REQUIRED ACTION: In your copy, each line below is repeated exactly and no image appears.

SUPPLIED DATA:
╭──

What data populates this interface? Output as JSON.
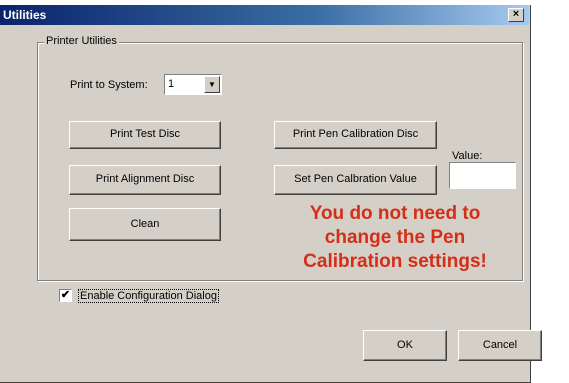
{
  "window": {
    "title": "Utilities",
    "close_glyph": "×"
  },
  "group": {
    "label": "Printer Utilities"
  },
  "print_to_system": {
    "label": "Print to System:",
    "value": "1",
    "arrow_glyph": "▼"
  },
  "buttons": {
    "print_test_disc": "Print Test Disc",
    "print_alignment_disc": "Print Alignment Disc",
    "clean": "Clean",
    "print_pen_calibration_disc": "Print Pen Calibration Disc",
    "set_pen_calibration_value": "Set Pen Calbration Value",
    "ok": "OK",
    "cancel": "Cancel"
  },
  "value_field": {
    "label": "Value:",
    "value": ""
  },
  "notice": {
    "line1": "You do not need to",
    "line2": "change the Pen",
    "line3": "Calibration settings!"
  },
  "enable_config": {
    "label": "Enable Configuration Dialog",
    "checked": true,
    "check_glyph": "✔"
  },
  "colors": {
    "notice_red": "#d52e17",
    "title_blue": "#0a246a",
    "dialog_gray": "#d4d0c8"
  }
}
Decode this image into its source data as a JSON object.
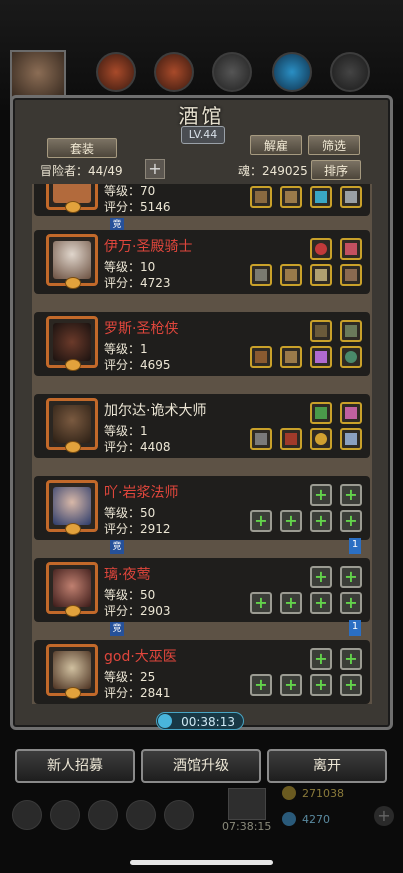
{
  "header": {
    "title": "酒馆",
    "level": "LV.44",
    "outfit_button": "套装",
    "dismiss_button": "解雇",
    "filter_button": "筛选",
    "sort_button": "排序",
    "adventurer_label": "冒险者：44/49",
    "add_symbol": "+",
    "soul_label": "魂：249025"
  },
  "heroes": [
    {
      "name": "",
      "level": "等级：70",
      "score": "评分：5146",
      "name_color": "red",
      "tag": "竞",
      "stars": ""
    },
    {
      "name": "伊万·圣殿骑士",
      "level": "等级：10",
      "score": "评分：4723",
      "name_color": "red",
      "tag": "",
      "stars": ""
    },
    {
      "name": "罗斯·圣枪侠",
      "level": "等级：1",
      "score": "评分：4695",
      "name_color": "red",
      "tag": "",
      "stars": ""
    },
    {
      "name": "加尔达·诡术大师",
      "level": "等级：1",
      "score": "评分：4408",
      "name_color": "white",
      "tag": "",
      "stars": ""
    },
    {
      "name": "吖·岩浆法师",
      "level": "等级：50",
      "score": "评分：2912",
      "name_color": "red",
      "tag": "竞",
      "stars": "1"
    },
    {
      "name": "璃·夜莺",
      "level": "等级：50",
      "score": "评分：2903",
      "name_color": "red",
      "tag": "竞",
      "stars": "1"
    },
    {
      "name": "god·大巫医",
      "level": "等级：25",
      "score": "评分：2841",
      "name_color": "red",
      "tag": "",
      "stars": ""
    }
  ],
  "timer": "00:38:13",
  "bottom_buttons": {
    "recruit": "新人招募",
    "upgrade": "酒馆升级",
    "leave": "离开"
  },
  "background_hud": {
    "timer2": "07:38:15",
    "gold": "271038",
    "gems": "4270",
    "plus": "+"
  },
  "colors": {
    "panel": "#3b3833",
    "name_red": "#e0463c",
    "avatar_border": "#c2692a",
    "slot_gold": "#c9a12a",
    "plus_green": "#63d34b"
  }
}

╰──

YOUR RESPONSE:
What data populates this interface? Output as JSON.
{
  "window": {
    "title": "Utilities",
    "close_glyph": "×"
  },
  "group": {
    "label": "Printer Utilities"
  },
  "print_to_system": {
    "label": "Print to System:",
    "value": "1",
    "arrow_glyph": "▼"
  },
  "buttons": {
    "print_test_disc": "Print Test Disc",
    "print_alignment_disc": "Print Alignment Disc",
    "clean": "Clean",
    "print_pen_calibration_disc": "Print Pen Calibration Disc",
    "set_pen_calibration_value": "Set Pen Calbration Value",
    "ok": "OK",
    "cancel": "Cancel"
  },
  "value_field": {
    "label": "Value:",
    "value": ""
  },
  "notice": {
    "line1": "You do not need to",
    "line2": "change the Pen",
    "line3": "Calibration settings!"
  },
  "enable_config": {
    "label": "Enable Configuration Dialog",
    "checked": true,
    "check_glyph": "✔"
  },
  "colors": {
    "notice_red": "#d52e17",
    "title_blue": "#0a246a",
    "dialog_gray": "#d4d0c8"
  }
}
Decode this image into its source data as a JSON object.
{
  "header": {
    "title": "酒馆",
    "level": "LV.44",
    "outfit_button": "套装",
    "dismiss_button": "解雇",
    "filter_button": "筛选",
    "sort_button": "排序",
    "adventurer_label": "冒险者：44/49",
    "add_symbol": "+",
    "soul_label": "魂：249025"
  },
  "heroes": [
    {
      "name": "",
      "level": "等级：70",
      "score": "评分：5146",
      "name_color": "red",
      "tag": "竞",
      "stars": ""
    },
    {
      "name": "伊万·圣殿骑士",
      "level": "等级：10",
      "score": "评分：4723",
      "name_color": "red",
      "tag": "",
      "stars": ""
    },
    {
      "name": "罗斯·圣枪侠",
      "level": "等级：1",
      "score": "评分：4695",
      "name_color": "red",
      "tag": "",
      "stars": ""
    },
    {
      "name": "加尔达·诡术大师",
      "level": "等级：1",
      "score": "评分：4408",
      "name_color": "white",
      "tag": "",
      "stars": ""
    },
    {
      "name": "吖·岩浆法师",
      "level": "等级：50",
      "score": "评分：2912",
      "name_color": "red",
      "tag": "竞",
      "stars": "1"
    },
    {
      "name": "璃·夜莺",
      "level": "等级：50",
      "score": "评分：2903",
      "name_color": "red",
      "tag": "竞",
      "stars": "1"
    },
    {
      "name": "god·大巫医",
      "level": "等级：25",
      "score": "评分：2841",
      "name_color": "red",
      "tag": "",
      "stars": ""
    }
  ],
  "timer": "00:38:13",
  "bottom_buttons": {
    "recruit": "新人招募",
    "upgrade": "酒馆升级",
    "leave": "离开"
  },
  "background_hud": {
    "timer2": "07:38:15",
    "gold": "271038",
    "gems": "4270",
    "plus": "+"
  },
  "colors": {
    "panel": "#3b3833",
    "name_red": "#e0463c",
    "avatar_border": "#c2692a",
    "slot_gold": "#c9a12a",
    "plus_green": "#63d34b"
  }
}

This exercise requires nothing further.